Ever since the U.S. government forbade Huawei from using Google’s Android OS as the foundation of its EMUI operating system, the China-based tech giant has been experimenting with various betas for its homegrown mobile OS. Huawei finally unveiled HarmonyOS for phones and tablets at an event Wednesday and it will look very familiar to Apple fans.
But while it’s easy to take shots at Huawei for taking a good deal of “inspiration” from Apple, HarmonyOS is also a solid reimagining of Apple’s iPadOS, especially on the MatePad Pro. Icons are able to be moved anywhere within the grid so they don’t have to be pinned to the top. The same iOS-style widgets make their way to the tablet screen, where you can tap an icon to expand its widget. And when you launch the Task Center—which looks an awful lot like Apple’s Control Center—you’ll be able to see the features and services available on all of your Harmony devices.
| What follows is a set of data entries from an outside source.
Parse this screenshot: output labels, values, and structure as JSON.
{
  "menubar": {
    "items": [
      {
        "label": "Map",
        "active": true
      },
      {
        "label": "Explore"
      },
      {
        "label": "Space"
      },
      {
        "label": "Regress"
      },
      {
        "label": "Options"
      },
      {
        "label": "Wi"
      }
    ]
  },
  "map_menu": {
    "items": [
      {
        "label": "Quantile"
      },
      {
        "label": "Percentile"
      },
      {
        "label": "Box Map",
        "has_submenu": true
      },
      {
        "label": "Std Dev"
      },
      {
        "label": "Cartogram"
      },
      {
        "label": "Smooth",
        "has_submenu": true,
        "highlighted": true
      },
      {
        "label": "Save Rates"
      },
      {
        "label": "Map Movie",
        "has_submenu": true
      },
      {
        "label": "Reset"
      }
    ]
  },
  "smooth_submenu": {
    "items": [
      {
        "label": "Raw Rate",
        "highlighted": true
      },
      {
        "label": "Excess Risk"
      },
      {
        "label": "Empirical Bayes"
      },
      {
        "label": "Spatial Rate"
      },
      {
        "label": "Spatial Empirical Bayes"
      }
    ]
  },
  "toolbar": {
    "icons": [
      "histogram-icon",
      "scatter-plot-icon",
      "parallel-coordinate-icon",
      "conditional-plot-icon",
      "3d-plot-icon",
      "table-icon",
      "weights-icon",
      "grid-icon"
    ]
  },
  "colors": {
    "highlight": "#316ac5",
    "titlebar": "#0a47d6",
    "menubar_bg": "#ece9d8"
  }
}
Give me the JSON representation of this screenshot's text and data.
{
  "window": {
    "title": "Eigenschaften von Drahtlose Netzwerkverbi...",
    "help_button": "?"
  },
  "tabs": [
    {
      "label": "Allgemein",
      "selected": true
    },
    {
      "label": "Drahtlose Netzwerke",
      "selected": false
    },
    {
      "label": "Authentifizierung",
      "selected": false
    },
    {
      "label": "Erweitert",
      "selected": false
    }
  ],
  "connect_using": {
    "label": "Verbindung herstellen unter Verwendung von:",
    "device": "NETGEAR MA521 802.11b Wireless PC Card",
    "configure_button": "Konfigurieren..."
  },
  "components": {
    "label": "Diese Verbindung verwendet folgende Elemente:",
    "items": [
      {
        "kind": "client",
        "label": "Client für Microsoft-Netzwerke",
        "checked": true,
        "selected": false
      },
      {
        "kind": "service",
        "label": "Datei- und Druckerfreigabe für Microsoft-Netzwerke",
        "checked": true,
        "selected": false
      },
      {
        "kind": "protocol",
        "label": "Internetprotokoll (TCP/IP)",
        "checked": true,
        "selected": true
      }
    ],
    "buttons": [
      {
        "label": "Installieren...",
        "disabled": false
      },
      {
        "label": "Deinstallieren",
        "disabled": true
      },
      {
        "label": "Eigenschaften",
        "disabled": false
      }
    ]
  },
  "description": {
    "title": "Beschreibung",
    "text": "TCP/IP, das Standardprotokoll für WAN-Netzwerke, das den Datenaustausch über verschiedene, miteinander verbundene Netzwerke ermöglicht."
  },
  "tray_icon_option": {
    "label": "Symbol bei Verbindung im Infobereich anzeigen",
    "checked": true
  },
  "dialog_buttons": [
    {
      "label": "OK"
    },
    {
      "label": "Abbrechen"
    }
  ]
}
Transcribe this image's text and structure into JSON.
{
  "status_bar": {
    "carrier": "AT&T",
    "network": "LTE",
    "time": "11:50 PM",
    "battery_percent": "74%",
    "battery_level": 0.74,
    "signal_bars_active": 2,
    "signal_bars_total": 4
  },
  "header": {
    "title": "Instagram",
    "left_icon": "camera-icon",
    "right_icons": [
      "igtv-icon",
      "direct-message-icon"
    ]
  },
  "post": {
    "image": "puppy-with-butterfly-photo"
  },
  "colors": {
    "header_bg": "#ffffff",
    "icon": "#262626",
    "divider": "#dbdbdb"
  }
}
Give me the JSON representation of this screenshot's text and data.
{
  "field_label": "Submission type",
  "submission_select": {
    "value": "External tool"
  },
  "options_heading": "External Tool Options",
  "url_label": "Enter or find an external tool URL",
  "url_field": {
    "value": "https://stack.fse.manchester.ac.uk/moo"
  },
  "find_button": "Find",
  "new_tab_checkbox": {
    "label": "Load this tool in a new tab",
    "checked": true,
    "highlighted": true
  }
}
Apple fans will scoff and say Huawei completely ripped off Apple’s operating system and should be sued. And we’ll admit that there’s a lot of similarities. Widgets float on the home screen like iOS 14. The dock is split into favorites and recounts. And split-screen apps let you drag and drop between screens.
But despite the obvious copying as you see in the images here, HarmonyOS very much feels like iOS but more integrated and elevated. Transitions and fonts are uniform across all HarmonyOS devices, including phones, tablets, and watches. Use two Huawei devices and you can drag and drop controls and features between them. So, if you’re watching a movie on your Mate phone, you have to do is open the Task Center, drag the phone icon to the display icon, and the movie will jump directly to your television and continue. Huawei calls it Super Device, and while you can kind of sort of do that with iOS and Apple TV, but it sounds like Huawei has made it more, well, Apple-like.
Of course, Apple is on the verge of unveiling iPadOS 15, and it could very well deliver all of the things here and more. But for now, Huawei didn’t just copy iOS and iPad OS—it also made it better in all the right ways.
Michael Simon has been covering Apple since the iPod was the iWalk. His obsession with technology goes back to his first PC—the IBM Thinkpad with the lift-up keyboard for swapping out the drive. He's still waiting for that to come back in style tbh.